» **Problem to solve**
What you return must match the records below exactly, down to each character.

» **Records shown**
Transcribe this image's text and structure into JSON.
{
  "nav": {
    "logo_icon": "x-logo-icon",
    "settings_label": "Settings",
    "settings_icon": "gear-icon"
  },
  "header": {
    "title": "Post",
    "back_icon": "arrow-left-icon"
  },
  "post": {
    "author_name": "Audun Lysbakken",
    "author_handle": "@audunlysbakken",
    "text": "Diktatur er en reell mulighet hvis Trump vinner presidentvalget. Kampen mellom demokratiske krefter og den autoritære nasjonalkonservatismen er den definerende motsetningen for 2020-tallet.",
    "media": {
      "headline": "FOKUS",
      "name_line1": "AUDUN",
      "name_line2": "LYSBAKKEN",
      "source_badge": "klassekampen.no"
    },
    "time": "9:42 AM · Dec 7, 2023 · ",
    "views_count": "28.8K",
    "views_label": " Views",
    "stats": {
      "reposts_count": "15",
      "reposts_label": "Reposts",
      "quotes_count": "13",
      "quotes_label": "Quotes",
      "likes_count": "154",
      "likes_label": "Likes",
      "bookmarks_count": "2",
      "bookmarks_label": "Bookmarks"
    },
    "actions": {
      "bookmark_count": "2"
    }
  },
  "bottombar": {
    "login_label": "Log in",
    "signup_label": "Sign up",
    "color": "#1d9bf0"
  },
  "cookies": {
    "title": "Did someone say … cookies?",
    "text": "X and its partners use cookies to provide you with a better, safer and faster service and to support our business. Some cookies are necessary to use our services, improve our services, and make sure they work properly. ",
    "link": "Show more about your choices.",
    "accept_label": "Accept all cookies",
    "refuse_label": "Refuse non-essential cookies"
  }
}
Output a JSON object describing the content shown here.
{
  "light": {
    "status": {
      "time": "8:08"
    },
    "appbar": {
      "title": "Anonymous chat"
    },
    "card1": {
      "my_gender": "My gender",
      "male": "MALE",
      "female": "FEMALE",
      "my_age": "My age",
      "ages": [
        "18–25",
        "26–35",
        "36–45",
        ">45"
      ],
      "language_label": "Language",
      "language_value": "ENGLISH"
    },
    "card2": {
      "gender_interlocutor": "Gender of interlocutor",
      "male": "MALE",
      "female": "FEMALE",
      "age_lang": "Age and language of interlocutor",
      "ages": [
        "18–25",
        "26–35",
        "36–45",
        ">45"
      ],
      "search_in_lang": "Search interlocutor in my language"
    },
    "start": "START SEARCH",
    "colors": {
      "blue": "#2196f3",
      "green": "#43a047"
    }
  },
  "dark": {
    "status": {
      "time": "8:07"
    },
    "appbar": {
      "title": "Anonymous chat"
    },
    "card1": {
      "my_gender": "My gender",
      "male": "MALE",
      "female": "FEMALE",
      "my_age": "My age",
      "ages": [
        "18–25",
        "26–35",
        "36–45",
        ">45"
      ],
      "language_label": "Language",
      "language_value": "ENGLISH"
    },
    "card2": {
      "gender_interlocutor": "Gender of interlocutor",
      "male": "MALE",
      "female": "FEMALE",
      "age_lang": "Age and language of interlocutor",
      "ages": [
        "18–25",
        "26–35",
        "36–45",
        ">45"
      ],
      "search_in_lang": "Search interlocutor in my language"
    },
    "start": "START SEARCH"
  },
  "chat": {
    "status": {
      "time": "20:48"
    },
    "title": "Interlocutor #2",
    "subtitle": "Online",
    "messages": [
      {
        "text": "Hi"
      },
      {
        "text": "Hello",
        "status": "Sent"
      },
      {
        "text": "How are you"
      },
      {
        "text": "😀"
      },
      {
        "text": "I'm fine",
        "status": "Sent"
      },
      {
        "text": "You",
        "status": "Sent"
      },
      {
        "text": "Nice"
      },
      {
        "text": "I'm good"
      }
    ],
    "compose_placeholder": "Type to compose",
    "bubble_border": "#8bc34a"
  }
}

» **Output below**
Transcribe this image's text and structure into JSON.
{
  "nav": {
    "logo_icon": "x-logo-icon",
    "settings_label": "Settings",
    "settings_icon": "gear-icon"
  },
  "header": {
    "title": "Post",
    "back_icon": "arrow-left-icon"
  },
  "post": {
    "author_name": "Audun Lysbakken",
    "author_handle": "@audunlysbakken",
    "text": "Diktatur er en reell mulighet hvis Trump vinner presidentvalget. Kampen mellom demokratiske krefter og den autoritære nasjonalkonservatismen er den definerende motsetningen for 2020-tallet.",
    "media": {
      "headline": "FOKUS",
      "name_line1": "AUDUN",
      "name_line2": "LYSBAKKEN",
      "source_badge": "klassekampen.no"
    },
    "time": "9:42 AM · Dec 7, 2023 · ",
    "views_count": "28.8K",
    "views_label": " Views",
    "stats": {
      "reposts_count": "15",
      "reposts_label": "Reposts",
      "quotes_count": "13",
      "quotes_label": "Quotes",
      "likes_count": "154",
      "likes_label": "Likes",
      "bookmarks_count": "2",
      "bookmarks_label": "Bookmarks"
    },
    "actions": {
      "bookmark_count": "2"
    }
  },
  "bottombar": {
    "login_label": "Log in",
    "signup_label": "Sign up",
    "color": "#1d9bf0"
  },
  "cookies": {
    "title": "Did someone say … cookies?",
    "text": "X and its partners use cookies to provide you with a better, safer and faster service and to support our business. Some cookies are necessary to use our services, improve our services, and make sure they work properly. ",
    "link": "Show more about your choices.",
    "accept_label": "Accept all cookies",
    "refuse_label": "Refuse non-essential cookies"
  }
}
Output a JSON object describing the content shown here.
{
  "light": {
    "status": {
      "time": "8:08"
    },
    "appbar": {
      "title": "Anonymous chat"
    },
    "card1": {
      "my_gender": "My gender",
      "male": "MALE",
      "female": "FEMALE",
      "my_age": "My age",
      "ages": [
        "18–25",
        "26–35",
        "36–45",
        ">45"
      ],
      "language_label": "Language",
      "language_value": "ENGLISH"
    },
    "card2": {
      "gender_interlocutor": "Gender of interlocutor",
      "male": "MALE",
      "female": "FEMALE",
      "age_lang": "Age and language of interlocutor",
      "ages": [
        "18–25",
        "26–35",
        "36–45",
        ">45"
      ],
      "search_in_lang": "Search interlocutor in my language"
    },
    "start": "START SEARCH",
    "colors": {
      "blue": "#2196f3",
      "green": "#43a047"
    }
  },
  "dark": {
    "status": {
      "time": "8:07"
    },
    "appbar": {
      "title": "Anonymous chat"
    },
    "card1": {
      "my_gender": "My gender",
      "male": "MALE",
      "female": "FEMALE",
      "my_age": "My age",
      "ages": [
        "18–25",
        "26–35",
        "36–45",
        ">45"
      ],
      "language_label": "Language",
      "language_value": "ENGLISH"
    },
    "card2": {
      "gender_interlocutor": "Gender of interlocutor",
      "male": "MALE",
      "female": "FEMALE",
      "age_lang": "Age and language of interlocutor",
      "ages": [
        "18–25",
        "26–35",
        "36–45",
        ">45"
      ],
      "search_in_lang": "Search interlocutor in my language"
    },
    "start": "START SEARCH"
  },
  "chat": {
    "status": {
      "time": "20:48"
    },
    "title": "Interlocutor #2",
    "subtitle": "Online",
    "messages": [
      {
        "text": "Hi"
      },
      {
        "text": "Hello",
        "status": "Sent"
      },
      {
        "text": "How are you"
      },
      {
        "text": "😀"
      },
      {
        "text": "I'm fine",
        "status": "Sent"
      },
      {
        "text": "You",
        "status": "Sent"
      },
      {
        "text": "Nice"
      },
      {
        "text": "I'm good"
      }
    ],
    "compose_placeholder": "Type to compose",
    "bubble_border": "#8bc34a"
  }
}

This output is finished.